● **EXERCISE**:
Please return the data word for word and leave out any picture it contains.

● **THE DATA**:
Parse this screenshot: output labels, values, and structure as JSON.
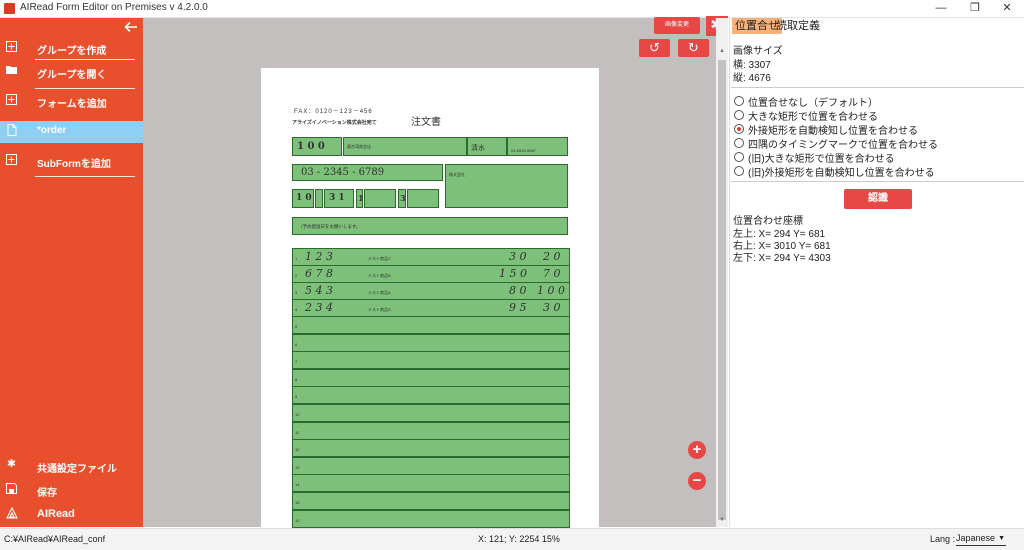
{
  "window": {
    "title": "AIRead Form Editor on Premises v 4.2.0.0",
    "minimize": "—",
    "maximize": "❐",
    "close": "✕"
  },
  "sidebar": {
    "back_icon": "arrow-left-icon",
    "items": [
      {
        "label": "グループを作成",
        "icon": "plus-box-icon"
      },
      {
        "label": "グループを開く",
        "icon": "folder-open-icon"
      },
      {
        "label": "フォームを追加",
        "icon": "plus-box-icon"
      },
      {
        "label": "*order",
        "icon": "document-icon"
      },
      {
        "label": "SubFormを追加",
        "icon": "plus-box-icon"
      }
    ],
    "bottom_items": [
      {
        "label": "共通設定ファイル",
        "icon": "gear-icon"
      },
      {
        "label": "保存",
        "icon": "save-icon"
      },
      {
        "label": "AIRead",
        "icon": "airead-logo-icon"
      }
    ]
  },
  "toolbar": {
    "image_change_label": "画像変更",
    "settings_icon": "gear-icon",
    "rotate_left_icon": "rotate-left-icon",
    "rotate_right_icon": "rotate-right-icon",
    "zoom_in_icon": "plus-icon",
    "zoom_out_icon": "minus-icon"
  },
  "right_panel": {
    "tabs": [
      {
        "label": "位置合せ",
        "active": true
      },
      {
        "label": "読取定義",
        "active": false
      }
    ],
    "image_size_label": "画像サイズ",
    "width_text": "横: 3307",
    "height_text": "縦: 4676",
    "align_options": [
      {
        "label": "位置合せなし（デフォルト）",
        "selected": false
      },
      {
        "label": "大きな矩形で位置を合わせる",
        "selected": false
      },
      {
        "label": "外接矩形を自動検知し位置を合わせる",
        "selected": true
      },
      {
        "label": "四隅のタイミングマークで位置を合わせる",
        "selected": false
      },
      {
        "label": "(旧)大きな矩形で位置を合わせる",
        "selected": false
      },
      {
        "label": "(旧)外接矩形を自動検知し位置を合わせる",
        "selected": false
      }
    ],
    "recognize_button": "認識",
    "coords_title": "位置合わせ座標",
    "coords": [
      "左上: X= 294   Y= 681",
      "右上: X= 3010   Y= 681",
      "左下: X= 294   Y= 4303"
    ]
  },
  "form": {
    "fax": "FAX：0120－123－456",
    "company": "アライズイノベーション株式会社宛て",
    "title": "注文書",
    "customer_code": "1 0 0",
    "customer_name": "東京湾商会店",
    "person": "清水",
    "tel": "03-5534-9687",
    "phone": "03 - 2345 - 6789",
    "address_company": "株式会社",
    "date": "1 0",
    "date2": "3 1",
    "count1": "1",
    "count2": "3",
    "notice": "（予め配送日をお願いします。",
    "rows": [
      {
        "num": "1",
        "code": "1 2 3",
        "name": "テスト商品C",
        "qty": "3 0",
        "unit": "2 0"
      },
      {
        "num": "2",
        "code": "6 7 8",
        "name": "テスト商品B",
        "qty": "1 5 0",
        "unit": "7 0"
      },
      {
        "num": "3",
        "code": "5 4 3",
        "name": "テスト商品A",
        "qty": "8 0",
        "unit": "1 0 0"
      },
      {
        "num": "4",
        "code": "2 3 4",
        "name": "テスト商品D",
        "qty": "9 5",
        "unit": "3 0"
      }
    ],
    "empty_row_numbers": [
      "5",
      "6",
      "7",
      "8",
      "9",
      "10",
      "11",
      "12",
      "13",
      "14",
      "15",
      "16",
      "17"
    ]
  },
  "status": {
    "path": "C:¥AIRead¥AIRead_conf",
    "cursor": "X: 121; Y: 2254   15%",
    "lang_label": "Lang :",
    "lang_value": "Japanese"
  },
  "colors": {
    "sidebar": "#e84f2c",
    "sidebar_selected": "#8ecff6",
    "accent_red": "#e84845",
    "form_green": "#7dc07a",
    "canvas_gray": "#c3bfbf"
  }
}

● **OUTPUT OF THE EXERCISE**:
Parse this screenshot: output labels, values, and structure as JSON.
{
  "window": {
    "title": "AIRead Form Editor on Premises v 4.2.0.0",
    "minimize": "—",
    "maximize": "❐",
    "close": "✕"
  },
  "sidebar": {
    "back_icon": "arrow-left-icon",
    "items": [
      {
        "label": "グループを作成",
        "icon": "plus-box-icon"
      },
      {
        "label": "グループを開く",
        "icon": "folder-open-icon"
      },
      {
        "label": "フォームを追加",
        "icon": "plus-box-icon"
      },
      {
        "label": "*order",
        "icon": "document-icon"
      },
      {
        "label": "SubFormを追加",
        "icon": "plus-box-icon"
      }
    ],
    "bottom_items": [
      {
        "label": "共通設定ファイル",
        "icon": "gear-icon"
      },
      {
        "label": "保存",
        "icon": "save-icon"
      },
      {
        "label": "AIRead",
        "icon": "airead-logo-icon"
      }
    ]
  },
  "toolbar": {
    "image_change_label": "画像変更",
    "settings_icon": "gear-icon",
    "rotate_left_icon": "rotate-left-icon",
    "rotate_right_icon": "rotate-right-icon",
    "zoom_in_icon": "plus-icon",
    "zoom_out_icon": "minus-icon"
  },
  "right_panel": {
    "tabs": [
      {
        "label": "位置合せ",
        "active": true
      },
      {
        "label": "読取定義",
        "active": false
      }
    ],
    "image_size_label": "画像サイズ",
    "width_text": "横: 3307",
    "height_text": "縦: 4676",
    "align_options": [
      {
        "label": "位置合せなし（デフォルト）",
        "selected": false
      },
      {
        "label": "大きな矩形で位置を合わせる",
        "selected": false
      },
      {
        "label": "外接矩形を自動検知し位置を合わせる",
        "selected": true
      },
      {
        "label": "四隅のタイミングマークで位置を合わせる",
        "selected": false
      },
      {
        "label": "(旧)大きな矩形で位置を合わせる",
        "selected": false
      },
      {
        "label": "(旧)外接矩形を自動検知し位置を合わせる",
        "selected": false
      }
    ],
    "recognize_button": "認識",
    "coords_title": "位置合わせ座標",
    "coords": [
      "左上: X= 294   Y= 681",
      "右上: X= 3010   Y= 681",
      "左下: X= 294   Y= 4303"
    ]
  },
  "form": {
    "fax": "FAX：0120－123－456",
    "company": "アライズイノベーション株式会社宛て",
    "title": "注文書",
    "customer_code": "1 0 0",
    "customer_name": "東京湾商会店",
    "person": "清水",
    "tel": "03-5534-9687",
    "phone": "03 - 2345 - 6789",
    "address_company": "株式会社",
    "date": "1 0",
    "date2": "3 1",
    "count1": "1",
    "count2": "3",
    "notice": "（予め配送日をお願いします。",
    "rows": [
      {
        "num": "1",
        "code": "1 2 3",
        "name": "テスト商品C",
        "qty": "3 0",
        "unit": "2 0"
      },
      {
        "num": "2",
        "code": "6 7 8",
        "name": "テスト商品B",
        "qty": "1 5 0",
        "unit": "7 0"
      },
      {
        "num": "3",
        "code": "5 4 3",
        "name": "テスト商品A",
        "qty": "8 0",
        "unit": "1 0 0"
      },
      {
        "num": "4",
        "code": "2 3 4",
        "name": "テスト商品D",
        "qty": "9 5",
        "unit": "3 0"
      }
    ],
    "empty_row_numbers": [
      "5",
      "6",
      "7",
      "8",
      "9",
      "10",
      "11",
      "12",
      "13",
      "14",
      "15",
      "16",
      "17"
    ]
  },
  "status": {
    "path": "C:¥AIRead¥AIRead_conf",
    "cursor": "X: 121; Y: 2254   15%",
    "lang_label": "Lang :",
    "lang_value": "Japanese"
  },
  "colors": {
    "sidebar": "#e84f2c",
    "sidebar_selected": "#8ecff6",
    "accent_red": "#e84845",
    "form_green": "#7dc07a",
    "canvas_gray": "#c3bfbf"
  }
}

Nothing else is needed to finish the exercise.